▸ Supplied data:
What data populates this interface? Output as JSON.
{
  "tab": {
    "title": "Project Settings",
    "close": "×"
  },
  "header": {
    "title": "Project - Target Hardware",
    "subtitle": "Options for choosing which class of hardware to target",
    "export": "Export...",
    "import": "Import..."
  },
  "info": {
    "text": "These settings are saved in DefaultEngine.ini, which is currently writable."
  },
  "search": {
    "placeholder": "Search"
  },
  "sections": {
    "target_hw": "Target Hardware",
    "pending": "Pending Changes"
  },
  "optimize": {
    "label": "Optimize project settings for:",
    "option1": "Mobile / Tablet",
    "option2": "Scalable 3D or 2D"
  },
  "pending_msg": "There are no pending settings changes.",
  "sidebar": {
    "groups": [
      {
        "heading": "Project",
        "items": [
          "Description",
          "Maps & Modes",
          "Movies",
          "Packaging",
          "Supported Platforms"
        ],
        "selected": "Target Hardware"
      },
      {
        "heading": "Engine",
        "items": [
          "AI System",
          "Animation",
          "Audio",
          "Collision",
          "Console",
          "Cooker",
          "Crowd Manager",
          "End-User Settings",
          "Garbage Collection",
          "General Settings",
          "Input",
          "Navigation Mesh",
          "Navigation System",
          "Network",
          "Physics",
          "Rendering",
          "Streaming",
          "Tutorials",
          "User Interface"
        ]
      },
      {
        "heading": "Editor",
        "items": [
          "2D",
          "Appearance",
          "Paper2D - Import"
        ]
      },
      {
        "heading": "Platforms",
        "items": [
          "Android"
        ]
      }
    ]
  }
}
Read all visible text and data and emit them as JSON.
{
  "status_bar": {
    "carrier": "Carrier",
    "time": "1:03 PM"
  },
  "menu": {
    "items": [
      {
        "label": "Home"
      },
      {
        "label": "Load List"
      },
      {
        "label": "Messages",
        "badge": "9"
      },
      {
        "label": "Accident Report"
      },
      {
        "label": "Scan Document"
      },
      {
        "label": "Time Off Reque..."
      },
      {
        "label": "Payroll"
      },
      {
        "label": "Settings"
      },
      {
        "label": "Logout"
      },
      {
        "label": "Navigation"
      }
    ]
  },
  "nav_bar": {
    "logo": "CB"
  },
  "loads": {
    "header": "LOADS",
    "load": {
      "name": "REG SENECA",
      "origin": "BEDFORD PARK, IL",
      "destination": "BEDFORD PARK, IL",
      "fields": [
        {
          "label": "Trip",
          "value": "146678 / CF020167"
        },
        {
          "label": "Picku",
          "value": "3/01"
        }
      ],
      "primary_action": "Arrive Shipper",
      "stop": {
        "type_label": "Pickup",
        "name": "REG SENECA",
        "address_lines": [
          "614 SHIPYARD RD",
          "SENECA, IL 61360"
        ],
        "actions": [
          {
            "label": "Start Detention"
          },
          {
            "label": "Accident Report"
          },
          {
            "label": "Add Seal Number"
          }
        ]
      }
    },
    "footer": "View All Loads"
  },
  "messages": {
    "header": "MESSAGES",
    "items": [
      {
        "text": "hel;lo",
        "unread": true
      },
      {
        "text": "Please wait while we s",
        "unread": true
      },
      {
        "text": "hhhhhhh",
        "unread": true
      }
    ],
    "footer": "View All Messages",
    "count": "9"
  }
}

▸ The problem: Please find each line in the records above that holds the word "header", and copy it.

▸ Exercise solution:
  "header": {
    "header": "LOADS",
    "header": "MESSAGES",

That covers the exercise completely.